Element data from apps and pages

━━━━━━━━━━━━━━━━━━━━

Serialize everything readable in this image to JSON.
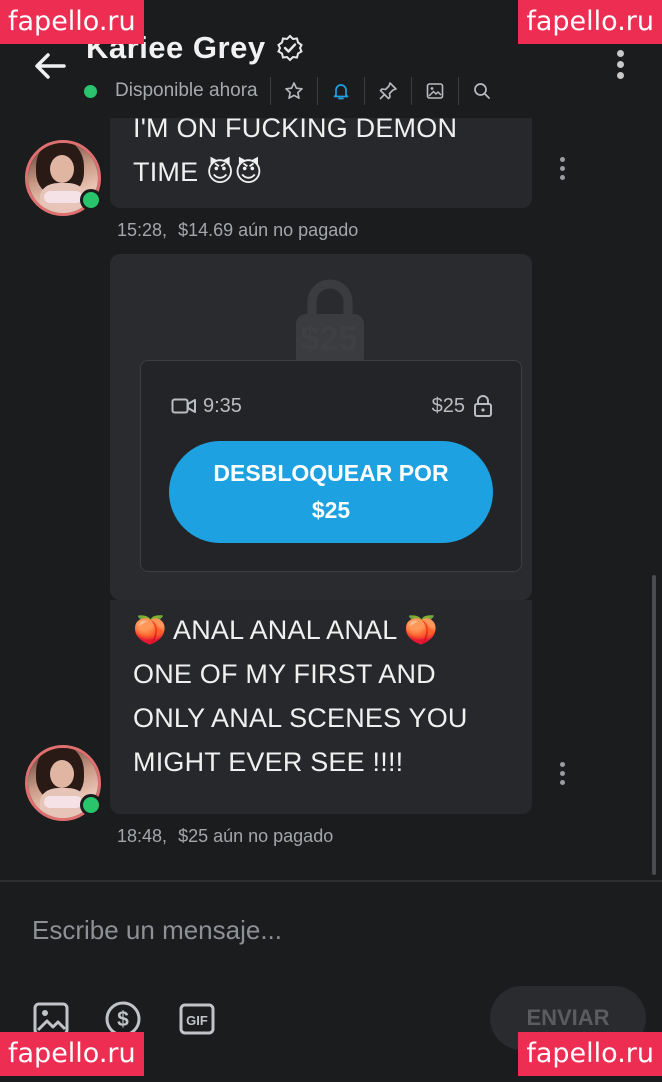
{
  "header": {
    "title": "Kariee Grey",
    "status": "Disponible ahora"
  },
  "messages": [
    {
      "text_lines": [
        "I'M ON FUCKING DEMON",
        "TIME 😈😈"
      ],
      "time": "15:28,",
      "price_status": "$14.69 aún no pagado"
    },
    {
      "locked": {
        "overlay_price": "$25",
        "duration": "9:35",
        "price": "$25",
        "unlock_line1": "DESBLOQUEAR POR",
        "unlock_line2": "$25"
      },
      "text_lines": [
        "🍑 ANAL ANAL ANAL 🍑",
        "ONE OF MY FIRST AND",
        "ONLY ANAL SCENES YOU",
        "MIGHT EVER SEE !!!!"
      ],
      "time": "18:48,",
      "price_status": "$25 aún no pagado"
    }
  ],
  "composer": {
    "placeholder": "Escribe un mensaje...",
    "send_label": "ENVIAR"
  },
  "watermark": "fapello.ru",
  "colors": {
    "background": "#1b1c1e",
    "bubble": "#27282b",
    "accent": "#1da1e0",
    "online": "#29c46b",
    "watermark": "#ee2d52"
  }
}
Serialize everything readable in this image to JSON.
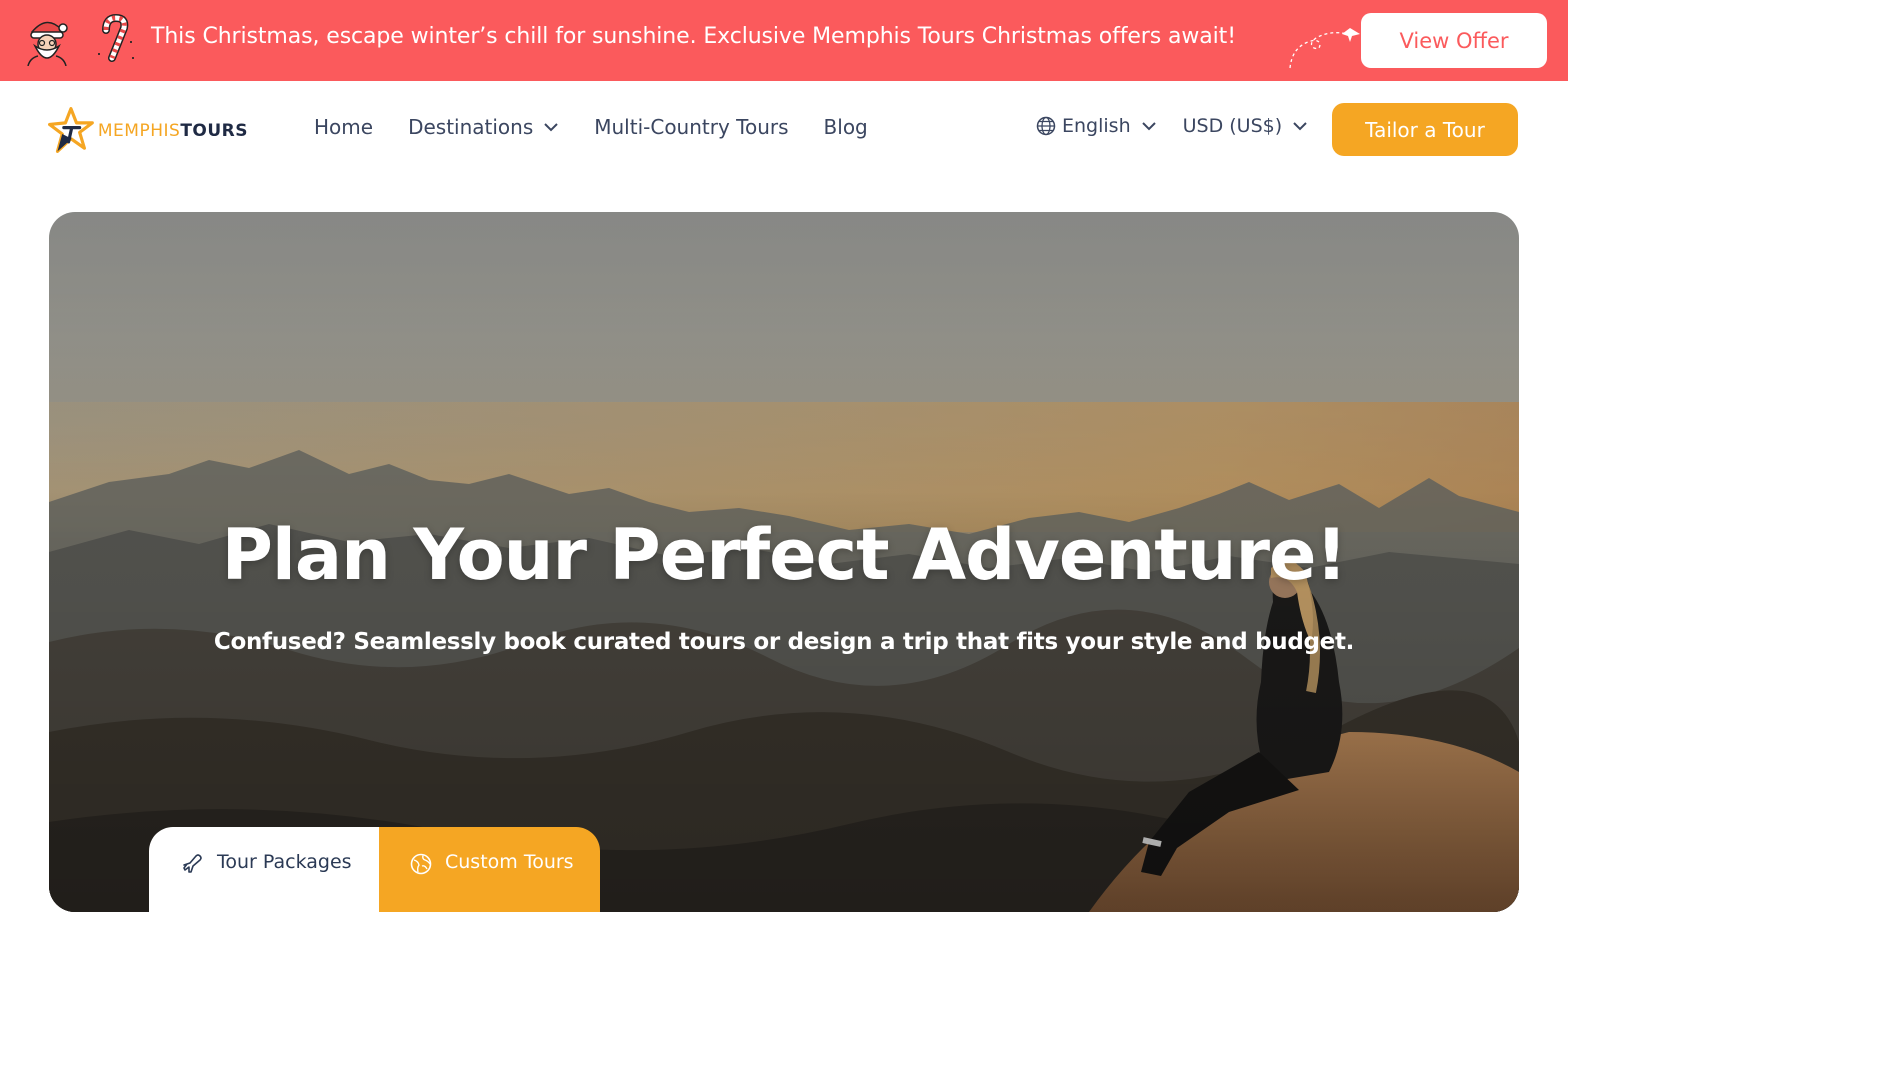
{
  "promo": {
    "message": "This Christmas, escape winter’s chill for sunshine. Exclusive Memphis Tours Christmas offers await!",
    "cta": "View Offer",
    "icons": [
      "santa-icon",
      "candy-cane-icon",
      "paper-plane-icon"
    ],
    "background": "#fb5a5c"
  },
  "header": {
    "logo": {
      "part1": "MEMPHIS",
      "part2": "TOURS"
    },
    "nav": [
      {
        "label": "Home"
      },
      {
        "label": "Destinations",
        "has_dropdown": true
      },
      {
        "label": "Multi-Country Tours"
      },
      {
        "label": "Blog"
      }
    ],
    "language": "English",
    "currency": "USD (US$)",
    "tailor_button": "Tailor a Tour"
  },
  "hero": {
    "title": "Plan Your Perfect Adventure!",
    "subtitle": "Confused? Seamlessly book curated tours or design a trip that fits your style and budget.",
    "tabs": [
      {
        "label": "Tour Packages",
        "icon": "airplane-icon",
        "active": false
      },
      {
        "label": "Custom Tours",
        "icon": "globe-route-icon",
        "active": true
      }
    ]
  },
  "colors": {
    "accent": "#f5a623",
    "banner": "#fb5a5c",
    "text": "#3b4660"
  }
}
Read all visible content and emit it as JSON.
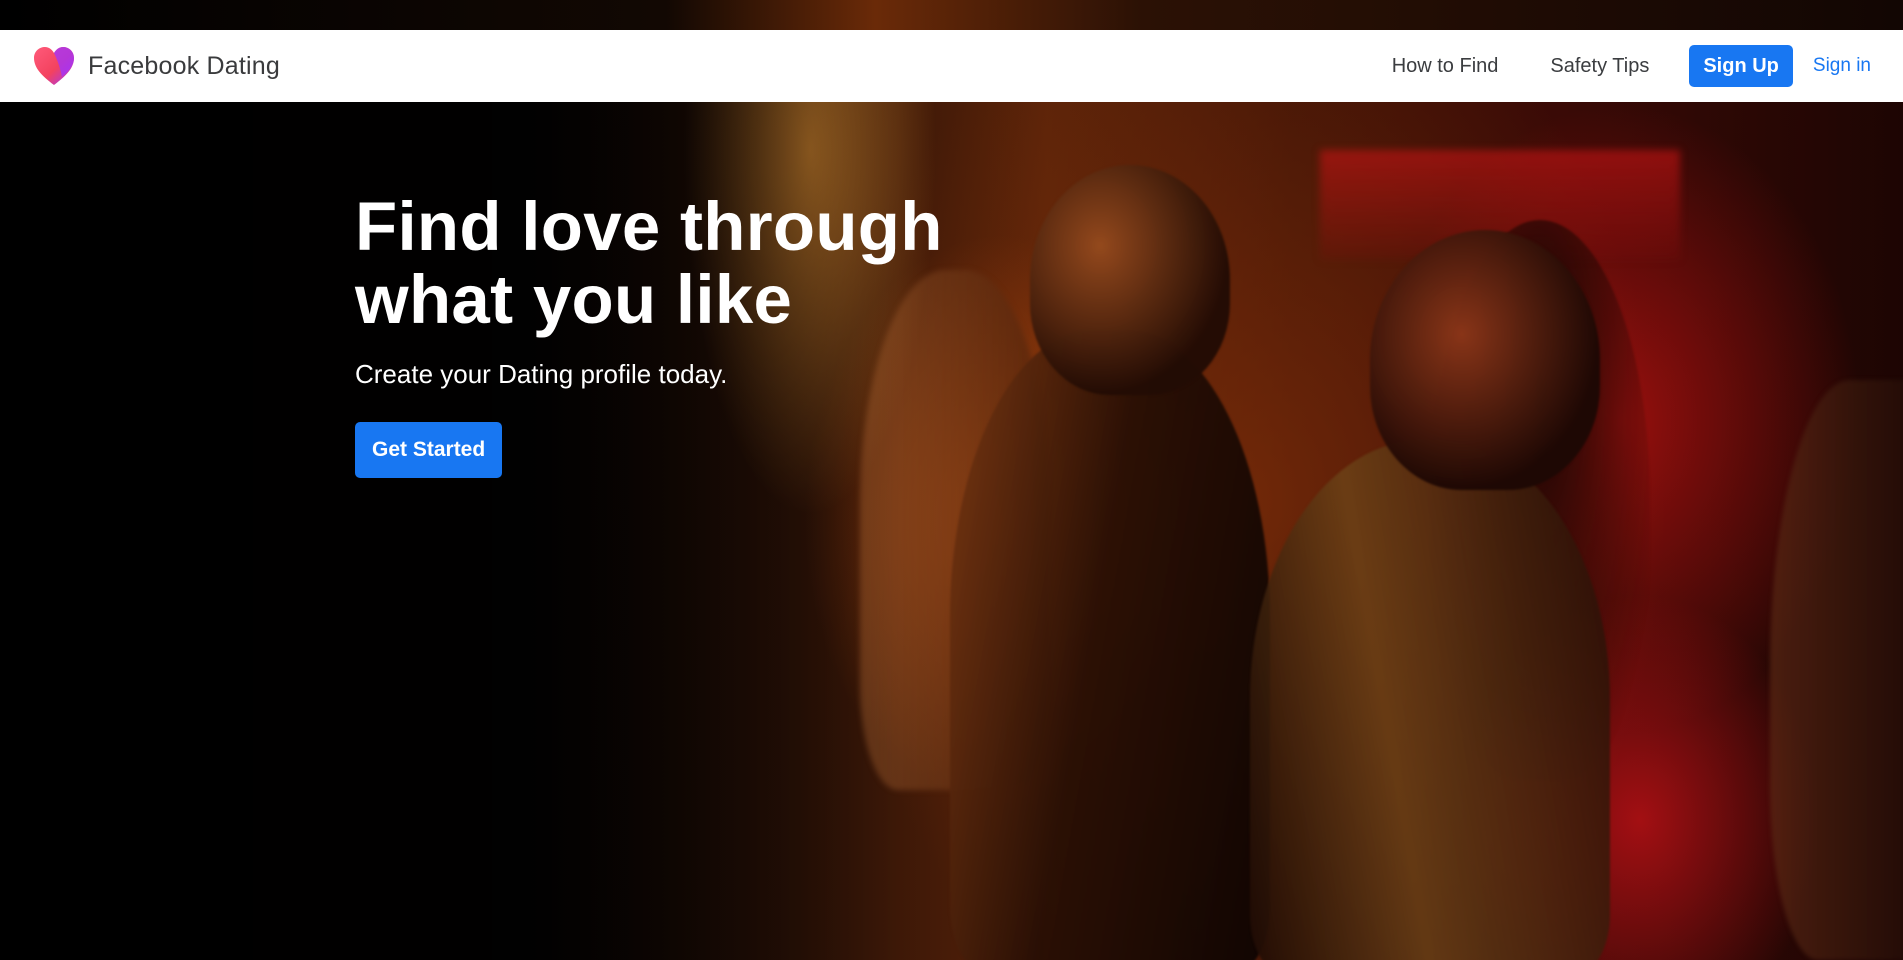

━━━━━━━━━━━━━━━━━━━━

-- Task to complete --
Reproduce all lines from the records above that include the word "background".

-- Response to this task --
    "background": "#1b1c1e",
    "background": "#fb5a5c"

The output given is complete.